We analysed a piece that had initially been classified as ‘a mummified hawk with linen and cartonnage, Ptolemaic period (305 BC to 30 BC)’.
Samantha Harris, collections manager at the Maidstone Museum & Bentlif Art Gallery in Maidstone, Kent, England, was going through the museum’s collection of over 400 Egyptian artifacts when she came upon what was believed to be a mummified hawk. That’s not unusual – many mummified animals have been found in ancient Egyptian tombs. The hawk was associated with the god Horus, considered to be the Lord of the Sky and was also a symbol of the pharaohs, who were thought to be the personification of Horus.
Harris took the small mummy to the Kent Institute of Medical Surgery Hospital where it was subjected to a CT scan. What they found was not a hawk.
Following the scans at KIMS Hospital, the remains have in fact revealed it is the mummy of a baby.
Further analysis determined that the “baby” was actually a miscarried fetus. A few mummified fetuses have been found recently in other collections, but this one – aside from the fact that it had been thought to be a hawk – is significant.
Initial reviews identified the baby to be a miscarried 20-week gestation foetus which, if found to be the case, will be one of the youngest human mummies recorded anywhere in the world.
In 2016, two tiny mummified fetuses from King Tut’s tomb were identified and determined to have died 25 and 37 weeks into the pregnancies, making them the youngest mummified fetuses ever found until now.
The research is being conducted as part of a Heritage Lottery funded redevelopment of the Maidstone Museum’s Ancient Civilizations gallery. At the time the mummified fetus was discovered in late November, attention was focused on a young adult mummy named Ta-Kush who was thought to be 14 – making her one of the youngest mummified adults ever found – but was determined to instead be well into her 20s when she died.
Now speculation has turned to the other misdiagnosed mummy. One theory is that the fetus was the result of an illicit affair by a pharaoh that was hidden from the public yet buried ceremoniously as a possible offspring of a pharaoh. This would not be surprising since the Ptolemaic period included twelve male pharaohs named Ptolemy and a few females named Cleopatra, including the most famous one, with a number of marital variations and scandals.

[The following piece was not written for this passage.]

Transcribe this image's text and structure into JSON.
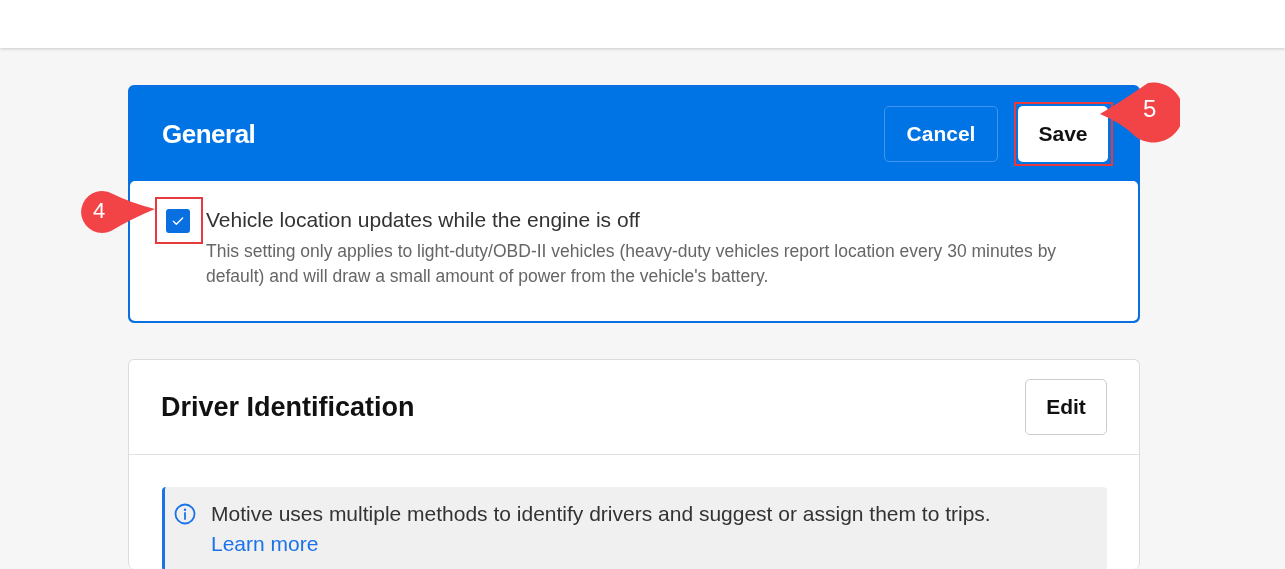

The mummified fetus has not been linked to any particular pharaoh and it will not be unwrapped so that a DNA analysis can be conducted. It will be put on display this summer when the museum’s Ancient Egyptian collection is unveiled.